* WHAT IS NEEDED
Copy all the lines of the data that include the word "logger".

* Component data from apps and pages
╔══

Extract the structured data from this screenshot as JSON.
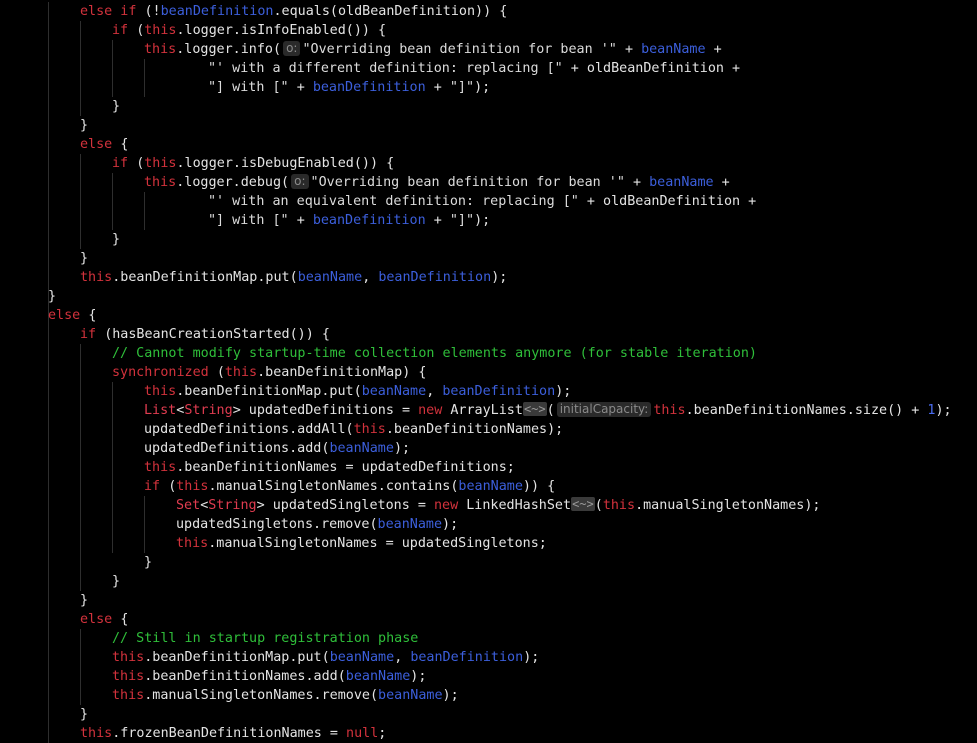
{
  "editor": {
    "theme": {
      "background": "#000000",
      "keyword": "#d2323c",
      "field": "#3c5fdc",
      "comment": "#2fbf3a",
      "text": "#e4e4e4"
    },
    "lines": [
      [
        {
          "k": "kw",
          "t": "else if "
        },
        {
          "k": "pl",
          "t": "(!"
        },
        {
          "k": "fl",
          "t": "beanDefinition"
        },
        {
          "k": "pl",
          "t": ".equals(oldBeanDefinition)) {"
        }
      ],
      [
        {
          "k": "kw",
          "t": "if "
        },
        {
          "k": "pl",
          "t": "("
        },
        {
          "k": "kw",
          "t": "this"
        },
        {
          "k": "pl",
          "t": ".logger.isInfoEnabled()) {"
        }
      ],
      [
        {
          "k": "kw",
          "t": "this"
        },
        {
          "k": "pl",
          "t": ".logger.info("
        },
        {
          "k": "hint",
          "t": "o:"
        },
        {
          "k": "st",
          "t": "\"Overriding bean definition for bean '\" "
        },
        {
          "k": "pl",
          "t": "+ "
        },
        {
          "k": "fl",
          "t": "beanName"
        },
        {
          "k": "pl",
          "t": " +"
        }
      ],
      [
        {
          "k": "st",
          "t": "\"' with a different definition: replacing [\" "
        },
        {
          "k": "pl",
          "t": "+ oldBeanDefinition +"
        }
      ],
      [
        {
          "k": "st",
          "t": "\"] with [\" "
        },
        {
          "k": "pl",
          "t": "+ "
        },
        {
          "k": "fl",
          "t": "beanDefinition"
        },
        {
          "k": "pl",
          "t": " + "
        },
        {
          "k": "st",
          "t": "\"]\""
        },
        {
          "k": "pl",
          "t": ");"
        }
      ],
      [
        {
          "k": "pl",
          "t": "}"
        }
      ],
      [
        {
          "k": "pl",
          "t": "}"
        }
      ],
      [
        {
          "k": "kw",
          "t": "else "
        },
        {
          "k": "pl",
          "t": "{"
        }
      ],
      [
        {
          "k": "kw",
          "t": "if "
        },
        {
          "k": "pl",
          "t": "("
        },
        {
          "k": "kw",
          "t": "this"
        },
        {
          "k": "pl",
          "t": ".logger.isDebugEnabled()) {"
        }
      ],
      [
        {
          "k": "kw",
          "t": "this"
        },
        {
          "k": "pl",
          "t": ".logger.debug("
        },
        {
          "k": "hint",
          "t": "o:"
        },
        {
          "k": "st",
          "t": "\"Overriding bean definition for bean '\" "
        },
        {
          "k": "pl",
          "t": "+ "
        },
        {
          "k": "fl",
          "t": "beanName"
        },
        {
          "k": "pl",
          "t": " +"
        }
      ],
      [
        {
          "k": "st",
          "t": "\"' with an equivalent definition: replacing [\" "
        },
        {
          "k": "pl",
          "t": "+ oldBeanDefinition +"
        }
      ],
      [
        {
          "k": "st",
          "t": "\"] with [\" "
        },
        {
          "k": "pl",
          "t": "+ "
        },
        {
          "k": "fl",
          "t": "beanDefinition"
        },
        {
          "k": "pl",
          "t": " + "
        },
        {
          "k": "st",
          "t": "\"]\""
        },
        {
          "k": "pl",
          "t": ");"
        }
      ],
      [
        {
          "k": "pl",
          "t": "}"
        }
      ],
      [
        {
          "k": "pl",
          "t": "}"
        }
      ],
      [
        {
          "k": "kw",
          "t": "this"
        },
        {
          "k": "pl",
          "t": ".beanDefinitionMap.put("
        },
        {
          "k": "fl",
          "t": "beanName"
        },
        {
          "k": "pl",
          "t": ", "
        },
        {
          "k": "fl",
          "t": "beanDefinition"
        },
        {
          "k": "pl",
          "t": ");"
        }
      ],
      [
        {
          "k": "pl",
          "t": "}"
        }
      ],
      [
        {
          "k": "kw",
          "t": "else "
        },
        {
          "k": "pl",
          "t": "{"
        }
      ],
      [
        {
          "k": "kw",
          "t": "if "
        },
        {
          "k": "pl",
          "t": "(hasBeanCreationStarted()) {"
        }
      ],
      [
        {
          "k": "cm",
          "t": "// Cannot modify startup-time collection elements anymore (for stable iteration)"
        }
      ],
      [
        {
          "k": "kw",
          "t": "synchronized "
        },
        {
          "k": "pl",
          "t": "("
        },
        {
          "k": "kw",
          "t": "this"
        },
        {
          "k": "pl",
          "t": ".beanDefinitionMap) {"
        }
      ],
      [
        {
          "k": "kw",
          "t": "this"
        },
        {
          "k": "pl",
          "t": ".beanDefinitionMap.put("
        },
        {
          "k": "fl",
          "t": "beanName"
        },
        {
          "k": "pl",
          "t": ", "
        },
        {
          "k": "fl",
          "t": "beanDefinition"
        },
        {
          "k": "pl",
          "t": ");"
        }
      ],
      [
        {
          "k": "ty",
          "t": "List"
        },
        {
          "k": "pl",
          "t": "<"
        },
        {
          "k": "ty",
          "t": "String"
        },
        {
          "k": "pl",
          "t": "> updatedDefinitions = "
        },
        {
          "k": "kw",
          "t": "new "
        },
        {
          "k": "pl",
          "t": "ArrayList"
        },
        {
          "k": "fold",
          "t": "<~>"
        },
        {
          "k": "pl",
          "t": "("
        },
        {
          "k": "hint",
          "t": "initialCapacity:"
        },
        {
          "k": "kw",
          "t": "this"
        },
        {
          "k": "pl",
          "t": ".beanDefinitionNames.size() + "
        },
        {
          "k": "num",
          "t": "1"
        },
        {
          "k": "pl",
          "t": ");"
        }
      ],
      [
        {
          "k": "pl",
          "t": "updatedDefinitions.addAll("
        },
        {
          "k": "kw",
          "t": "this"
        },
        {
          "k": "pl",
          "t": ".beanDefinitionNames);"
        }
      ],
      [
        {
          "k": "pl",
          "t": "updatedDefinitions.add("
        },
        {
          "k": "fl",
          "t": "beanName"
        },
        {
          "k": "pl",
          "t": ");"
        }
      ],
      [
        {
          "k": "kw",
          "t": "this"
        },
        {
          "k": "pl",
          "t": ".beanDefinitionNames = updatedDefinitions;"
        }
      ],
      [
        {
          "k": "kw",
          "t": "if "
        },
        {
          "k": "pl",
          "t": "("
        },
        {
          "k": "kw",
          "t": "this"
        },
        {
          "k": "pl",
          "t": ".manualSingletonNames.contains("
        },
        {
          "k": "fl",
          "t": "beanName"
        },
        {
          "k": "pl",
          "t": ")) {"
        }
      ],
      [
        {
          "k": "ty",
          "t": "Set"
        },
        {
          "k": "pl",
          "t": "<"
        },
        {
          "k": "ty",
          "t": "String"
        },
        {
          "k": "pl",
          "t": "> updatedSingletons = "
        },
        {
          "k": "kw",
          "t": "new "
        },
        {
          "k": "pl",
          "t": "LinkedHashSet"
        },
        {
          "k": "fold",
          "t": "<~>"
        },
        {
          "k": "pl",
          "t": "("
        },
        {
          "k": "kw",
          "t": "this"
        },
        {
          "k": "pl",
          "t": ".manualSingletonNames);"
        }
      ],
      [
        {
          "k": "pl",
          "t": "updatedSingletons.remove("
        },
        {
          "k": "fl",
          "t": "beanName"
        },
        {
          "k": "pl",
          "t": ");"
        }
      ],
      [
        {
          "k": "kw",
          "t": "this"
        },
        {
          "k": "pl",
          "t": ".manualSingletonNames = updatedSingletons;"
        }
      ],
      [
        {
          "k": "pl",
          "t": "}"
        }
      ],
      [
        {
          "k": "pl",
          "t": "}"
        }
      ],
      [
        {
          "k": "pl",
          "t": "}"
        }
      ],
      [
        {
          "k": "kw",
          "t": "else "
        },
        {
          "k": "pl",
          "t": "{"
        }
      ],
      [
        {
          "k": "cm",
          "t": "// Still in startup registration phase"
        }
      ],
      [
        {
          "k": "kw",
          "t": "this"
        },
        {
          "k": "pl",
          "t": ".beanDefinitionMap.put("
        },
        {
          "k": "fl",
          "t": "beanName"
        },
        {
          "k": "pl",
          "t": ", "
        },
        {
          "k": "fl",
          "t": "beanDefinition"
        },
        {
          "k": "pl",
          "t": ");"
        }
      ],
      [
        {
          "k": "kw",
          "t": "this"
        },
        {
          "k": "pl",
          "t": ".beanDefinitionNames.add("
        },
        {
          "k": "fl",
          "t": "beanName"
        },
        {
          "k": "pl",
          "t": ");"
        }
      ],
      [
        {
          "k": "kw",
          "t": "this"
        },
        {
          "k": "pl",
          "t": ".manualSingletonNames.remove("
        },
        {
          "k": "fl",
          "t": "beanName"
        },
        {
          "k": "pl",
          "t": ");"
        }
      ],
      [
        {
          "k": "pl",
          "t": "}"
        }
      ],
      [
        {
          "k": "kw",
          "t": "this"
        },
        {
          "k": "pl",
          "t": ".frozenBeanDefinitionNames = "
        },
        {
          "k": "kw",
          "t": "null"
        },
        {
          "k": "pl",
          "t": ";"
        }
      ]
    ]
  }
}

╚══

* RESPONSE AREA
          "t": ".logger.isInfoEnabled()) {"
          "t": ".logger.info("
          "t": ".logger.isDebugEnabled()) {"
          "t": ".logger.debug("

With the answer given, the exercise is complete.